## WHAT IS EXPECTED
Once you know how many lines below hold "preview", reply with that number and add nothing.

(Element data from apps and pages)

--

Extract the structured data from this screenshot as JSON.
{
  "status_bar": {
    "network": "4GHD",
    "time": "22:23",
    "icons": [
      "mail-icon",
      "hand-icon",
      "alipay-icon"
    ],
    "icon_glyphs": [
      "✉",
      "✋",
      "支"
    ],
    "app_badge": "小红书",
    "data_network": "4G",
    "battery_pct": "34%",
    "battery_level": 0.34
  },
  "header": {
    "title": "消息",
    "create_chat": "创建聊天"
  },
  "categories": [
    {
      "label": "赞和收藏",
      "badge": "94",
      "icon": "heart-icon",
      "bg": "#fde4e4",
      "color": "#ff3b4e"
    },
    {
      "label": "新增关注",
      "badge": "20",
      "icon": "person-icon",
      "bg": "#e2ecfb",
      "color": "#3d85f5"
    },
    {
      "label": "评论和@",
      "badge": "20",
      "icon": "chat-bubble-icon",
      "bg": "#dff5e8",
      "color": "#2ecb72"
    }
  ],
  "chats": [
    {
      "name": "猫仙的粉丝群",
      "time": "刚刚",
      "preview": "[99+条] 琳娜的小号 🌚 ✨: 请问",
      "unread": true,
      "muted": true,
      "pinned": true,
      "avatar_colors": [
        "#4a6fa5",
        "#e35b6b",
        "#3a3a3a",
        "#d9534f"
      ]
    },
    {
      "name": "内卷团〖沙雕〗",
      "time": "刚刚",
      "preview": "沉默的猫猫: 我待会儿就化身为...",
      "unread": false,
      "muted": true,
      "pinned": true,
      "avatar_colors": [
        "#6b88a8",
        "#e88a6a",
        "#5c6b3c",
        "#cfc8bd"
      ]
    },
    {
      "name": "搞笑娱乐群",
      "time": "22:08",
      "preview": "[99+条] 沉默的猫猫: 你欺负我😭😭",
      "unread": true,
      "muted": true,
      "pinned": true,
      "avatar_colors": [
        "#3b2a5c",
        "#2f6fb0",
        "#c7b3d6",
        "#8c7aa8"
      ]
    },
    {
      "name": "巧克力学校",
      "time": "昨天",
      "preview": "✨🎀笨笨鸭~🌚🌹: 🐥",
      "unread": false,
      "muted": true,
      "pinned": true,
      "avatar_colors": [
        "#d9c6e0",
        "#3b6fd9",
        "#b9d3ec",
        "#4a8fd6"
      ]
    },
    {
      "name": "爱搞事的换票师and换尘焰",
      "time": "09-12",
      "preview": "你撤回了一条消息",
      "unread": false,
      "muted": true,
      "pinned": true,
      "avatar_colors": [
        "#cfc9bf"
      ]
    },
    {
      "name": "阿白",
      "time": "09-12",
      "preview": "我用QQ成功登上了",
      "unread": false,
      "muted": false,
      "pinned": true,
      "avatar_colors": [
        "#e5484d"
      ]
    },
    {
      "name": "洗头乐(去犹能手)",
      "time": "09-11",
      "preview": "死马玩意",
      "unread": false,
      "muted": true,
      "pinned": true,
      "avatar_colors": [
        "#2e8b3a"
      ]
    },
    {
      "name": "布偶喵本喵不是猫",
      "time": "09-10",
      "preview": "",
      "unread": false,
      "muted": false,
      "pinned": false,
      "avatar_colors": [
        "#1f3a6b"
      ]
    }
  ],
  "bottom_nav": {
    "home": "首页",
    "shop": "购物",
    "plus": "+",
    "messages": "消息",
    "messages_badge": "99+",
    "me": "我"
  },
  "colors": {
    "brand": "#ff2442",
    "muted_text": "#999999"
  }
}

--

## EXERCISE RESULT
8